_Work instruction_.
Return each line of the entries that holds the string "JSON".

_Website and app data records_.
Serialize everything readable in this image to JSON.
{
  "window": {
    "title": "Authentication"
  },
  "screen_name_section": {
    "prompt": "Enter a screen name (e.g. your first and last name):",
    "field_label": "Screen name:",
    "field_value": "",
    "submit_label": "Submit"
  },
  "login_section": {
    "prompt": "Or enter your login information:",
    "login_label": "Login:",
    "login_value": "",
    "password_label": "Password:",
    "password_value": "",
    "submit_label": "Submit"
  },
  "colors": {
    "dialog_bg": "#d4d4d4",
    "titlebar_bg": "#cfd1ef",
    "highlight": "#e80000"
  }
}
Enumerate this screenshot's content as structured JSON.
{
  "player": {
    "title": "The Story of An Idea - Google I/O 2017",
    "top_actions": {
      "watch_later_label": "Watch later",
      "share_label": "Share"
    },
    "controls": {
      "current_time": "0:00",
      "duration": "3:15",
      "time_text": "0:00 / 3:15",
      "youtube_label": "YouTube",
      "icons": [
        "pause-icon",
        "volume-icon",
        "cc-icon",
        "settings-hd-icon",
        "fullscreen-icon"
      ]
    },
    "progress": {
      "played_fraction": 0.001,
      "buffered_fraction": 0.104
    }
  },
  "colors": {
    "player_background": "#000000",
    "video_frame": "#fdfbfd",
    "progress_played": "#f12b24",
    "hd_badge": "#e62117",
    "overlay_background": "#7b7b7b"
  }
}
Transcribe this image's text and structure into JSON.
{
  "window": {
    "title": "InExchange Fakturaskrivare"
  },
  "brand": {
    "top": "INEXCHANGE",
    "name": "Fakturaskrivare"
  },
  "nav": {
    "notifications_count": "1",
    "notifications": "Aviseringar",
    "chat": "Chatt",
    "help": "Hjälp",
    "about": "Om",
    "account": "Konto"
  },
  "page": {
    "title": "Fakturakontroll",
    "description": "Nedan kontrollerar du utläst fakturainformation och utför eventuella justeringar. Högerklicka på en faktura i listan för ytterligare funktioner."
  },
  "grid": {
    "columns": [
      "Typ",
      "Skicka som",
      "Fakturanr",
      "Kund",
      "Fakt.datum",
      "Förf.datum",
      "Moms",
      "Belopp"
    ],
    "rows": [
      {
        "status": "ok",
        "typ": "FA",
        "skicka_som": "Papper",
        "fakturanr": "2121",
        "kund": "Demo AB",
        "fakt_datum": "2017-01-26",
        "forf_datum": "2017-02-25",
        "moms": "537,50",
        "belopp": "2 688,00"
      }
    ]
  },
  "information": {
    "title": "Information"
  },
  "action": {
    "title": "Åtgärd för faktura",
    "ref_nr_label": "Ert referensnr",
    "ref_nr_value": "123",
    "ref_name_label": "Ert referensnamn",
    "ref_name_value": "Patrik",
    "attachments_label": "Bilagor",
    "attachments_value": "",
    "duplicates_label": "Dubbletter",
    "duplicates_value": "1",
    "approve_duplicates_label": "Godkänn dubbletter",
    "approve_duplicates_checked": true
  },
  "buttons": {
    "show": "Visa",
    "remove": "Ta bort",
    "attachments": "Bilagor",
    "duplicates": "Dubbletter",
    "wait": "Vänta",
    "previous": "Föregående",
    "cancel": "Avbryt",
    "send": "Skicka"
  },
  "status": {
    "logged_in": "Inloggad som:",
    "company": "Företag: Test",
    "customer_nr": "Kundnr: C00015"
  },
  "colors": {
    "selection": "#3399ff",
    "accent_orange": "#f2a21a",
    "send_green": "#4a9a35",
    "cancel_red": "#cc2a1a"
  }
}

_Solution for this problem_.
Serialize everything readable in this image to JSON.
Enumerate this screenshot's content as structured JSON.
Transcribe this image's text and structure into JSON.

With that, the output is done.